Trying to read while in a car provokes dizziness and nausea. Here’s how the wiring works.
When your head moves, the vestibular organs inside both ears has little tentacles that detect the movement, and sends a message to your brainstem. That is the input. That wire stimulates another wire called the output which responds automatically. The easiest way to experience is to look in the mirror and turn your head left and right and notice that if you relax notice your eyes stay still even though your head turns. When you turn your head to the left the vestibular system detects the movement, inputs that to the brainstem, and stimulates the eyes to move in the opposite direction. This is called the vestibular ocular reflex (VOR). It is not the only reflex involving the vestibular system, but we will emphasize it here because it is so clearly involved in the problems associated with dizziness and nausea provoked by reading while riding in a car.
Reflexes are great because they act so quickly and precisely but there are times when you have to deal with much more difficult situations. In order to play sports you have to control more than the eyes. When you have large volumes of input flooding the brainstem, all that information has to go somewhere.
If you slowly turned your head left and right, your eyes would respond proportionally, and you would not experience nausea or dizziness. If you were to turn your head faster, you might. What happens when you move faster is that the volume of information going into your brainstem is much higher. At some point the actual amount of information is more that what can be absorbed by the output. There is an overflow road that moves up towards the brain. It is at the point that the brain receives too much information that you feel unsettled.
The first exercise to practice is simply to practice turning your head slowly while relaxing the eyes. What you are dong is increasing the capacity of the normal system so that you can tolerate a lot more movement before information has to be diverted to the overflow. Here is a video on how to do the basic vestibular drill.
So it should make sense why faster spinning or roller coaster rides would make someone feel nauseous or dizzy. But why are things dramatically so worse while driving in a car? We are built with two main systems, one of which is designed for easy repetitive tasks and one that is designed for more deliberate difficult tasks. Now, suppose you have to focus on small words or some icon on your computer. You don’t think about it, but your eyes have to aim very precisely to converge on the target. What happens is that you actually block the output portion of the VOR. As we mentioned here, (link to be added later), there are five states of mind that exist in the brain, and one of those states we call focus). When focusing on something specific, we have to be still, and this VOR gives some

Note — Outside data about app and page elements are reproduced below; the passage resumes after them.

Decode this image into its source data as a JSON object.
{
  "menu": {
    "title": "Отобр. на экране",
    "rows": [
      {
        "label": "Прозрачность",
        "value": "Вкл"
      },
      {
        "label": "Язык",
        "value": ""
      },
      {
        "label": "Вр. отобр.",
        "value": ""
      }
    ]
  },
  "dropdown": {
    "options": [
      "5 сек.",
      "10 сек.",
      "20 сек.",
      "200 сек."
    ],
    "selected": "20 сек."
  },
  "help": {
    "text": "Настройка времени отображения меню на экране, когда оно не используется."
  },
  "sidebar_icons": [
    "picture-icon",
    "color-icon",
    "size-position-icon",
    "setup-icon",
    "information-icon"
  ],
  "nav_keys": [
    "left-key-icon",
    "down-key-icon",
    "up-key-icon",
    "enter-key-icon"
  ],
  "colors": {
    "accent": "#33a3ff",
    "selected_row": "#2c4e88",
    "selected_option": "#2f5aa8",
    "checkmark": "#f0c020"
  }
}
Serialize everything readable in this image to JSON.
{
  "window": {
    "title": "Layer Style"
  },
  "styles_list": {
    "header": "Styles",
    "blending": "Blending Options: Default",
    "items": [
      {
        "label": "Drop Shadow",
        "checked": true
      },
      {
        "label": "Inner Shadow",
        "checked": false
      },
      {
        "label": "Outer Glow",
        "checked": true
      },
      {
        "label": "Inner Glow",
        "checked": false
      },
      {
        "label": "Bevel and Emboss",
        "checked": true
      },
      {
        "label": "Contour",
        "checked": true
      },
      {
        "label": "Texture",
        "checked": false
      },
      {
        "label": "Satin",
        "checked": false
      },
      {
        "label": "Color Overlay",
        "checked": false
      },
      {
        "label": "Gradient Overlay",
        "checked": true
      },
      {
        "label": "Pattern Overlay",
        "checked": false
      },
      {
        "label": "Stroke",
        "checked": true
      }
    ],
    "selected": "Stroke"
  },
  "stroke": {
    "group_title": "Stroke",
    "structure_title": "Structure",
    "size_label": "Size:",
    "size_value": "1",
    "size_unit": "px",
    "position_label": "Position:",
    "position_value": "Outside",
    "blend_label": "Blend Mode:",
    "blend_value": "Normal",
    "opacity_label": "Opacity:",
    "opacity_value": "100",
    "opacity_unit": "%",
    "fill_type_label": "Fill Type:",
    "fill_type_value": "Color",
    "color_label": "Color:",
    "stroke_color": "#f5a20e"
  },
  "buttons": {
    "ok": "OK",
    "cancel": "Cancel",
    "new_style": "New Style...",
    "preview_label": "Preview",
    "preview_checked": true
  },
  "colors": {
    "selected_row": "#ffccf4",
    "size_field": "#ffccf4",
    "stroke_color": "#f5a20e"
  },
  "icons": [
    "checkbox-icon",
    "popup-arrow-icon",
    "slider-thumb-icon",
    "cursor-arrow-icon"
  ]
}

insight into the mechanism of focusing.
What happens in this situation is as follows. The eye muscles are under both deliberate and automatic control. However, in order to precisely control the eyes as required for reading, the input from the vestibular system to the eyes is automatically blocked. This is not a problem normally because you are sitting still while reading. However, when in a car, all that information cannot flow out into the eye muscles but instead flows exclusively into the brain. The nauseation is simply an experience of sensory overload.